That’s because, while the primary goal of the Draft Warren movement is obviously to persuade her to run, the secondary goal is also important. The idea is that all of this can only help boost Warren’s visibility, which also boosts her influence within Congress, and over the Democratic Party, as a vehicle for the brand of feisty economic progressivism these groups support. And that, potentially, boosts their influence, or at least the influence of their agenda.
From the point of view of these groups, recent events only vindicate their strategy. Antonio Weiss — a top target of Warren due to his Wall Street connections — has withdrawn from consideration for a top post at the Treasury Department, amid headlines declaring a Warren victory. Progressives lost a round when the measure she opposed that undermines Wall Street reform was included in the big budget deal, but thanks to Warren, the issue probably earned a far higher profile than it might otherwise have. And Draft-Warren officials noted with satisfaction the news accounts that claimed front-runner Hillary Clinton is carefully tailoring her economic message with an eye on the Massachusetts Senator.
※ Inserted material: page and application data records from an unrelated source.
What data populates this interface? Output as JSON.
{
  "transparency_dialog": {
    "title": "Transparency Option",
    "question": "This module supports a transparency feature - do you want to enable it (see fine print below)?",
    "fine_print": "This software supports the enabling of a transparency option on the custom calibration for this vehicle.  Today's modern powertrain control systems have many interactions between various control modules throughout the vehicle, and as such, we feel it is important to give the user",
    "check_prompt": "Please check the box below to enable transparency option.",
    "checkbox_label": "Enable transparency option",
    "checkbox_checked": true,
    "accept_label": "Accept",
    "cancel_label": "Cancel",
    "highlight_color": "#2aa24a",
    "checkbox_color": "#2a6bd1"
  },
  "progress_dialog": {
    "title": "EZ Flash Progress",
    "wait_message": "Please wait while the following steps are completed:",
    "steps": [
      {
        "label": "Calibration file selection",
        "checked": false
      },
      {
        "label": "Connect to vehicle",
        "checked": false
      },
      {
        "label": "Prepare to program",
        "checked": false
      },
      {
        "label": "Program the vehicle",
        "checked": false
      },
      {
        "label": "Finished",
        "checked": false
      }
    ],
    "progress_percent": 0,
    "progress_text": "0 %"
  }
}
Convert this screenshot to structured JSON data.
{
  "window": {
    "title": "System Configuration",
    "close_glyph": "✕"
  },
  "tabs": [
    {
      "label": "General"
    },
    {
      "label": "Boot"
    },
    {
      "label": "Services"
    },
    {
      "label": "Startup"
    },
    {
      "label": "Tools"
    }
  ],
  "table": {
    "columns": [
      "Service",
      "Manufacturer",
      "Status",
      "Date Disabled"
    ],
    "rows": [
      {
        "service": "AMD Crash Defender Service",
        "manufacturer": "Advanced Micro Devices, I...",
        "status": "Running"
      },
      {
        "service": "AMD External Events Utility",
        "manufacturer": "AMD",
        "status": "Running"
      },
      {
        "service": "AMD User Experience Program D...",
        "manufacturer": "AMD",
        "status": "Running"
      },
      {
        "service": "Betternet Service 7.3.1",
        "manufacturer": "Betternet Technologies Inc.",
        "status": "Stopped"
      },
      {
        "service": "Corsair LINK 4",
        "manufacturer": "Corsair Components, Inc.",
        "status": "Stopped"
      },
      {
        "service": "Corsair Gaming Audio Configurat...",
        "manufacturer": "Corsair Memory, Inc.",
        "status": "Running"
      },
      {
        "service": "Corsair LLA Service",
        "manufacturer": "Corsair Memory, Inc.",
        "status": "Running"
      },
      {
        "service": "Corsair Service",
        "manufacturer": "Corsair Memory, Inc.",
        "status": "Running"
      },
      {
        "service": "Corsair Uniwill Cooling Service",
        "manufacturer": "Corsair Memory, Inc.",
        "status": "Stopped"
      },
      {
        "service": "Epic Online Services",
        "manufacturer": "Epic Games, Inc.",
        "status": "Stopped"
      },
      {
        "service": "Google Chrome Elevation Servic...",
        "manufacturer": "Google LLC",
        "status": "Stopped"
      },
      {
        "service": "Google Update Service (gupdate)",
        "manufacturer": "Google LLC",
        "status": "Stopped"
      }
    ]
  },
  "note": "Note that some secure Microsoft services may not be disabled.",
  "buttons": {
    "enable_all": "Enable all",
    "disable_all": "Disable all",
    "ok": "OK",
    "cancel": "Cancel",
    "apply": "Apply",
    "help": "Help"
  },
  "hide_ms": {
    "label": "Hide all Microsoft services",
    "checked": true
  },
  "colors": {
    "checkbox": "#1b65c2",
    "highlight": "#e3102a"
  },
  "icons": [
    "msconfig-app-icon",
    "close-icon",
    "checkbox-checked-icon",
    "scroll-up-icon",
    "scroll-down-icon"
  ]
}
As David Dayen details, there is a reason Warren’s brand of populism is ascendant in the Democratic Party: She is articulating a coherent, interlocking set of ideas focused on the economic prospects of the middle class, and a broader critique that explains how and why the economy got to this point, with more passion and specificity than anyone else. There is no reason why these groups would stand down from feeding the dream of a Warren presidential run, as long as the mere possibility continues to generate media attention — no matter how far-fetched that possibility appears, and no matter what Warren herself says about it.